Objective: Report the efficacious use of stellate ganglion blocks (SGBs) in treating the anxiety symptoms of four patients diagnosed with combat-related post-traumatic stress disorder (PTSD) and discuss possible mechanisms of action to explain these findings.
Background: Successful treatment of PTSD with SGB has been demonstrated and reported previously at Walter Reed Army Medical Center. An identical protocol was used at Tripler Army Medical Center to treat four service members diagnosed with combat-related PTSD.
Methods: All patients reported received an SGB on the right side at the level of C6. The patient's PTSD symptoms were evaluated using the Post-traumatic Stress Disorder Checklist (PCL). This checklist was distributed one day before treatment and again the day following treatment. The patients were also given the PCL at subsequent follow-up visits to quantify sustained benefit.
Results: SGB showed acute benefit for the symptoms of PTSD by markedly reduced PCL scores after the procedure. Benefits were also sustained during close outpatient follow-up.
Conclusion: Selective blockade of the right stellate ganglion at C6 is a minimally invasive procedure with an excellent safety profile that may provide sustained relief of PTSD symptoms. The procedure may also provide benefit for those who are resistant to psychotropic intervention.

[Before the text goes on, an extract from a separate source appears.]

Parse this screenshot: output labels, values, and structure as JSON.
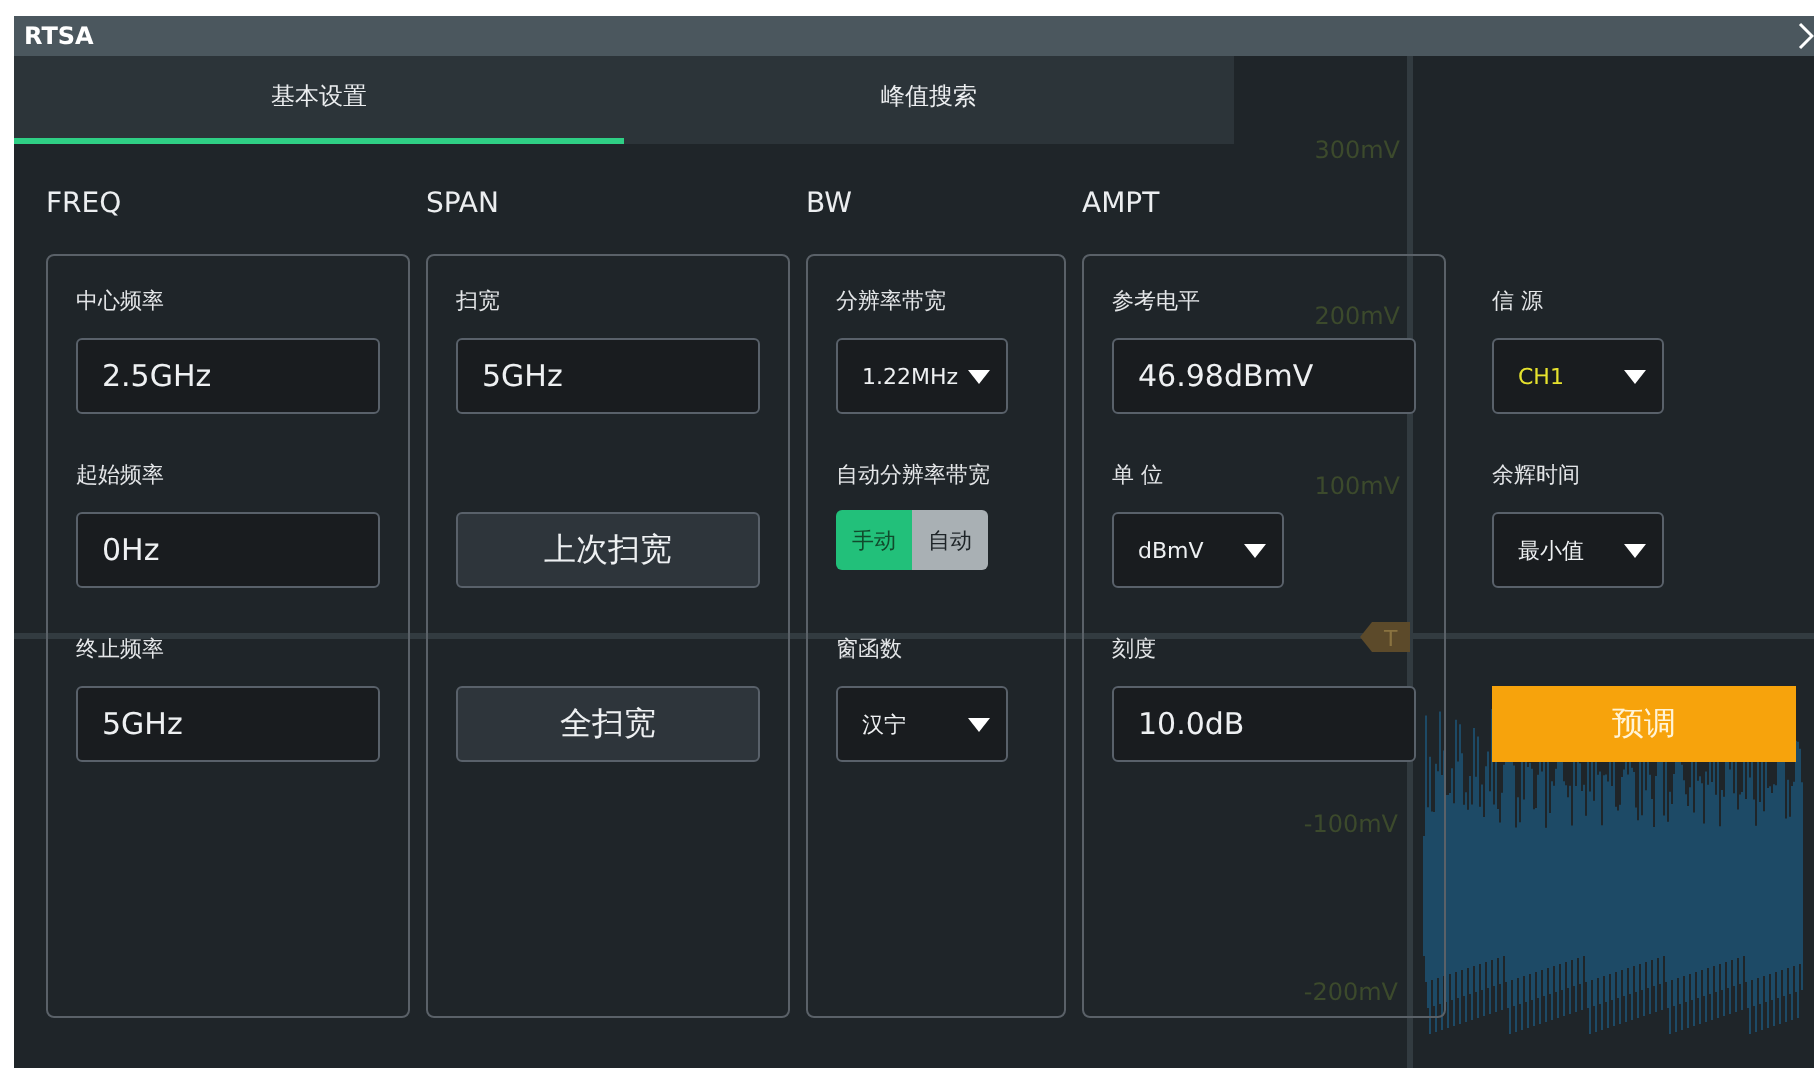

Reprint & Copyright © 2013 Association of Military Surgeons of the U.S.